I watched President Obama’s talk to the Illinois Legislature yesterday and, among his points, was a call to stop the gerrymandering that is so predominant in our partisan country. Gerrymandering is the practice of drawing the voting district lines to ensure the desired outcome. Usually, that means republicans draw the lines to help republicans get elected and democrats draw them to help democrats get elected. That is nothing new on the political scene as it has been practiced a long time.
This political cartoon, published in 1812, depicts the result of the Massachusetts legislature efforts to favor the incumbent Democratic-Republican party candidates of Governor Elbridge Gerry over the Federalists in 1812.
If you look at Alabama’s current legislative districts (https://ballotpedia.org/Redistricting_in_Alabama), you will see many if not most of our districts look very similar to the gerrymander cartoon. The same is true in most states.
In 2012, the gerrymander system worked just the way Republicans wanted it to – they won 57% of the US House seats even though they only won 48% of the total votes. That part of gerrymandering is not new news.

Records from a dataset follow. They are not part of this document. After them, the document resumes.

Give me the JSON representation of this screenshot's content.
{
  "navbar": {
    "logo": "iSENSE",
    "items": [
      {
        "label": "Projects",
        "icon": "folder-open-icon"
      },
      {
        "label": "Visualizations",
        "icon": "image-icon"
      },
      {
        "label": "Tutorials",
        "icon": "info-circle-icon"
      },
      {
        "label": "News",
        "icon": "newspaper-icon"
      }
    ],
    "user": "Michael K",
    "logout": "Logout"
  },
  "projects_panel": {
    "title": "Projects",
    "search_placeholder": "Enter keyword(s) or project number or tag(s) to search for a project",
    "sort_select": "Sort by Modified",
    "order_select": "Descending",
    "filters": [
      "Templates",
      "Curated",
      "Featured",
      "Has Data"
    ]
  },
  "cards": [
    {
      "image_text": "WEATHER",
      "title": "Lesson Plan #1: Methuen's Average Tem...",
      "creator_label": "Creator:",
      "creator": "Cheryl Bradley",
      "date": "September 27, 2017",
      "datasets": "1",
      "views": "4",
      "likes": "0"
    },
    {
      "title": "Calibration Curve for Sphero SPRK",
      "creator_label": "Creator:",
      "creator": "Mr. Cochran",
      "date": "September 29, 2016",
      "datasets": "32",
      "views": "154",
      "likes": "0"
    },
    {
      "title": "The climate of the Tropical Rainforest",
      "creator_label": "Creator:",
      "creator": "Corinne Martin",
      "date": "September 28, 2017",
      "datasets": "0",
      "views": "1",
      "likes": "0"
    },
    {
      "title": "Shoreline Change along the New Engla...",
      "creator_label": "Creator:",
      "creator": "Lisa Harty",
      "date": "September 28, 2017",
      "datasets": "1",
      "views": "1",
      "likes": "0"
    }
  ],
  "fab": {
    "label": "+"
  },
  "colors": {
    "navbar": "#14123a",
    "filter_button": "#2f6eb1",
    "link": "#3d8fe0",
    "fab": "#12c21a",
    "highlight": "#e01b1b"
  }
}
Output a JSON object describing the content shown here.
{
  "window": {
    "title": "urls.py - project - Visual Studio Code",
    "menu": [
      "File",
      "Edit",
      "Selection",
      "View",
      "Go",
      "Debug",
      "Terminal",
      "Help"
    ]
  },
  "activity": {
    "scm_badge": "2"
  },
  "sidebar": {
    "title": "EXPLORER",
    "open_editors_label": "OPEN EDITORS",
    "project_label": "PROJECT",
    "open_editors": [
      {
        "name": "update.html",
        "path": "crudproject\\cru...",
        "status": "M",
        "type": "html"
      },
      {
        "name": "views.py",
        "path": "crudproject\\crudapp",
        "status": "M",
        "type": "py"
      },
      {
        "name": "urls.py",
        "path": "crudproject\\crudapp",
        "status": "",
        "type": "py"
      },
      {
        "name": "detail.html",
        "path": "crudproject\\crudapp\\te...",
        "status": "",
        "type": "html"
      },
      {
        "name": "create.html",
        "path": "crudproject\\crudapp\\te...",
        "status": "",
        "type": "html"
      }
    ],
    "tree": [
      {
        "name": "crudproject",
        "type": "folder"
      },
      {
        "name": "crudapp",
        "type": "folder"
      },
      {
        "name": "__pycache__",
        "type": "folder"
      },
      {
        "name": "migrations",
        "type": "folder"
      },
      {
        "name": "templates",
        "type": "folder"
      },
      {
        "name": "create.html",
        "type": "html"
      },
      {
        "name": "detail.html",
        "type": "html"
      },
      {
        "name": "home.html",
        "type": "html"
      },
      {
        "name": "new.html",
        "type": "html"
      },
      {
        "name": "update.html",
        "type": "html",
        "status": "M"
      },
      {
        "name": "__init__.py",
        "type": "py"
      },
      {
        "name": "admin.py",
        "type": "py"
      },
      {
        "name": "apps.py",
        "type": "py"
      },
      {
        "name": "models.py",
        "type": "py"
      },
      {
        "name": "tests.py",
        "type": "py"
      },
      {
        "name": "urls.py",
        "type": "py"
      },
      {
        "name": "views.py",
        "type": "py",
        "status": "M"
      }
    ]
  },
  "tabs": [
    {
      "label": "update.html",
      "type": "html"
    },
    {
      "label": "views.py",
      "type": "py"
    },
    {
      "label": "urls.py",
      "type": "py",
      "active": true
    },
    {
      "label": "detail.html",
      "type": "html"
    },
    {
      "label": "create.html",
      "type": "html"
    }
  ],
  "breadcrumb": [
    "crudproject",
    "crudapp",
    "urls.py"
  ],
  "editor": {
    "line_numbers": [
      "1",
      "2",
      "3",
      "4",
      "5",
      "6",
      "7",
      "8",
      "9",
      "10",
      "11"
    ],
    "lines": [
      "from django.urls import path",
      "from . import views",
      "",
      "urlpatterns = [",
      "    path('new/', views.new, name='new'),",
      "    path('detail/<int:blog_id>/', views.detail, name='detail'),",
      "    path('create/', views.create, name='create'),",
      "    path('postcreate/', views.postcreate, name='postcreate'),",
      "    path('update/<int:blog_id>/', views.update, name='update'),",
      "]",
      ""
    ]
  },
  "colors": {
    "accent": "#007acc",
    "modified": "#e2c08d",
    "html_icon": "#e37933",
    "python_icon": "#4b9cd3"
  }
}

But one unintended outcome is that politicians no longer have to worry about getting defeated by the opposing party in the general election. Rather, they now have to worry about getting defeated in the primary by someone who appeals to the extremes in each party – republicans from the far right and democrats from the far left. Think Bradley Byrne vs Dean Young.
This, in turn, means that politicians get pulled farther and farther to the extremes in order to make it through the primary. They think, and are probably correct, that after they are elected, they cannot afford to work with the opposing party or be seen as being willing to “compromise” the extreme’s ideology in any way.
Thus, we get the increasingly dysfunctional, partisan gridlock we now have in Congress. In his 2016 SOTU address, President Obama called for changes to stop “politicians from picking their voters” and once again allow “voters to pick their politicians.” He reiterated that call yesterday in Illinois asking the legislature to model a better way by ending gerrymandering.
I hope they do.